Lithops are one of the most unique succulent plants you can grow. Also called living stones, their crazy-cool appearance makes them both a curiosity and a prized treasure for houseplant enthusiasts. Yes, lithops can be a challenge to grow, but success is possible if they receive enough sun and are grown in very well-drained potting mix. You also have to follow a particular watering schedule for the greatest chance of success growing living stones. You’ll learn more about how to take care of these tiny treasures later in this article, but let’s start with a better description of this funky little plant and why every houseplant lover should learn how to grow lithops.
What Are Lithops?
Lithops are succulents in the family Aizoaceae. These little charmers are in the genus Lithops, and they are native to South Africa and Namibia. They really do look like stones. Their natural habitat is arid, rocky areas, which is why they evolved such a clever camouflage to protect themselves from browsing herbivores.
Each lithops plant has a pair of leaves that look more like squishy rubber pads than leaves, with a fissure separating them. A new pair of leaves emerges from the fissure each season, often in spring when the old leaves split open, revealing the emergence of these new leaves. Once this happens, the old leaves shrivel and die. Lithops have a single long taproot with small root hairs protruding from it.
In the autumn, a single flower emerges from the middle fissure.
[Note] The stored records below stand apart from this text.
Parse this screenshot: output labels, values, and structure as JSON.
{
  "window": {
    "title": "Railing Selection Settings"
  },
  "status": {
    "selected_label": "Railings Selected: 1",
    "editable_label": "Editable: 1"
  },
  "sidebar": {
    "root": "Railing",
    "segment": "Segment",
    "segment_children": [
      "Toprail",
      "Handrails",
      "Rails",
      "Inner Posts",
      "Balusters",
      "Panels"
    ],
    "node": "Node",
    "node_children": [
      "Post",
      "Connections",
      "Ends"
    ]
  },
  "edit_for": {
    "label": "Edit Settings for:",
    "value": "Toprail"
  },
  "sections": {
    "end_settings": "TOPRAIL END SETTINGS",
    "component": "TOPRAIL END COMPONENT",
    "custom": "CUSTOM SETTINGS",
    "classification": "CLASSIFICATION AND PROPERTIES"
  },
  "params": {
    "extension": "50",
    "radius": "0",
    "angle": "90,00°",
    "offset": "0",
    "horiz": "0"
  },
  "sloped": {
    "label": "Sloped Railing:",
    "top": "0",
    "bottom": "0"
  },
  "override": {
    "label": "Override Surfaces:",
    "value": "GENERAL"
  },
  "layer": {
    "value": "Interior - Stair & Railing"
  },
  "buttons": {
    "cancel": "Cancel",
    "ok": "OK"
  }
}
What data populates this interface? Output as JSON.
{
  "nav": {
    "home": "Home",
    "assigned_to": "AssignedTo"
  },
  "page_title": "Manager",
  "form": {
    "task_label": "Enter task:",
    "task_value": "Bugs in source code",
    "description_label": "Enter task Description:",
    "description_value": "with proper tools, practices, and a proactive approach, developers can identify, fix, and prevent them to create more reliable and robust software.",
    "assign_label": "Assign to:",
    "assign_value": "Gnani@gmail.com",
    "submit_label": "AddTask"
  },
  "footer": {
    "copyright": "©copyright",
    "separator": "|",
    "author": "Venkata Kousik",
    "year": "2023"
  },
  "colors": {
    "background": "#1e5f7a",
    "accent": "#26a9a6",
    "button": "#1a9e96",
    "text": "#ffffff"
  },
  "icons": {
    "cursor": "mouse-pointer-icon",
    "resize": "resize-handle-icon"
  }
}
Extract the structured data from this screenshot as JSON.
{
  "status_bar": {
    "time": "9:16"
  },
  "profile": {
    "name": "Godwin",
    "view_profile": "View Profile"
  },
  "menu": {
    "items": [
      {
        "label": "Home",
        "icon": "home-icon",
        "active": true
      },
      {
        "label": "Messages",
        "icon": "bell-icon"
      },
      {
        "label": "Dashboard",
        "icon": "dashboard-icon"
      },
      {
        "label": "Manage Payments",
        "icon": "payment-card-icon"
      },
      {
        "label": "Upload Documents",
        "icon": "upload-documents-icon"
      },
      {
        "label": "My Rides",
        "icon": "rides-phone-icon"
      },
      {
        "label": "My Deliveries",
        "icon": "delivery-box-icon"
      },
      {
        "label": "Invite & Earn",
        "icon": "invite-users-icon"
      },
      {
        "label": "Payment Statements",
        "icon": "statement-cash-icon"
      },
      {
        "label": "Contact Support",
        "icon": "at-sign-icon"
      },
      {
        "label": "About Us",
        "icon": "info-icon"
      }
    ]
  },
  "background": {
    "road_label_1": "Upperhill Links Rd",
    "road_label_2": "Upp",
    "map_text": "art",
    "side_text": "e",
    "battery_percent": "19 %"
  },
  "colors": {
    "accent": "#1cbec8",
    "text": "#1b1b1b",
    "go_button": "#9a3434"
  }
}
The flowers are yellow or white and sometimes they have a sweet and pleasant fragrance. The flowers are daisy-like and about a half-inch across. They open in the afternoon and close late in the day.
All lithops are very small plants, only growing an inch or so above the soil’s surface. This makes them a great houseplant choice for a small apartment, a sunny windowsill, or a well-lit countertop or vanity.
Habitat / Region
In the wild, Lithops inhabit vast dry regions of South Africa. Like a cactus, they survive due to their capacity to store water for long periods of time. The leaves are thick to store enough water for the plants to survive for months without rain.
And because they thrive in low humidity and need infrequent watering and care, Lithops make great houseplants. They just need a good amount of direct sunlight.
During the summer months, Lithops are dormant, resting as they do in the wild.
But the end of summer or early fall, the plants will begin growing and a beautiful white or yellow flower will unfold.
If you do decide to buy one for your home, don’t get frustrated if it doesn’t bloom the first year. Lithops generally take between three to five years before they begin flowering.
Lithops dormancy periods
One of the most critical things to understand when it comes to caring for lithops is their growth cycle. In their native climate, lithops have two periods of dormancy. After the new leaves develop in the spring and the summer soil dries out, lithops cease growing and shift into a dormant state throughout the hottest part of the year. When growing lithops as houseplants, it’s important to understand that this dormancy is normal, and the plant should be allowed to dry out in the summer as it would in its native climate.
The second dormancy period occurs after the autumn flowering cycle is finished. During the winter months, the plants slow down again and stop growing. Watering should slow to a near stop during the winter months, too
When to water living stones
Since lithops evolved in a dry, hot climate, and they have thick, fleshy, water-storing leaves, it stands to reason that they require only minimal irrigation. Here are a few points to remember when it comes to watering lithops:
- The plants should be kept almost completely dry during the winter.
- Only begin to consistently water them after they’ve split open and the new set of leaves has begun to develop in the spring. The plant can then be given a small amount of water every 10 to 14 days using a small watering can.
- Then, slow down the watering in the heat of the summer, during the plant’s second dormancy.
- Begin increasing the frequency of irrigation again in the autumn, when the plants come into flower.
- Their growth is largely focused on the autumn, and that’s when they require the most water.
In other words, don’t water during the hot summer or the cold winter.
How to take care of living stones
Beyond being mindful of their watering needs, caring for these tiny houseplants requires just a few other important tasks.
- Pot them in sandy potting medium with excellent drainage. A cactus mix, with extra perlite or pumice tossed in, is the best soil for lithops. If the soil has too much moisture, the plant will rot. Too much water is often fatal.
- After the new leaves emerge, the old leaves shrivel and dry. They can be cut or otherwise removed from the plant using a needle-nose pruners if you desire. Otherwise, they’ll eventually just drop away on their own.
- Lithops require ample sunlight; 5 or 6 hours of direct sunlight a day is best. A south-facing window is ideal. Spin the pot a quarter turn every few days to keep the growth even.
- If your lithops plant collection is outdoors in the summer, put them in a sunny spot under the eaves of the house or under another cover to shield them from exposure to rainwater since they should be kept dry and dormant during the heat of summer. Only water lithops in the summer if the leaves show signs of puckering. Even then, only add a small amount of water (1 or 2 tablespoons).
- There is no need to fertilize lithops as they are accustomed to living in ‘lean’ soils with very few nutrients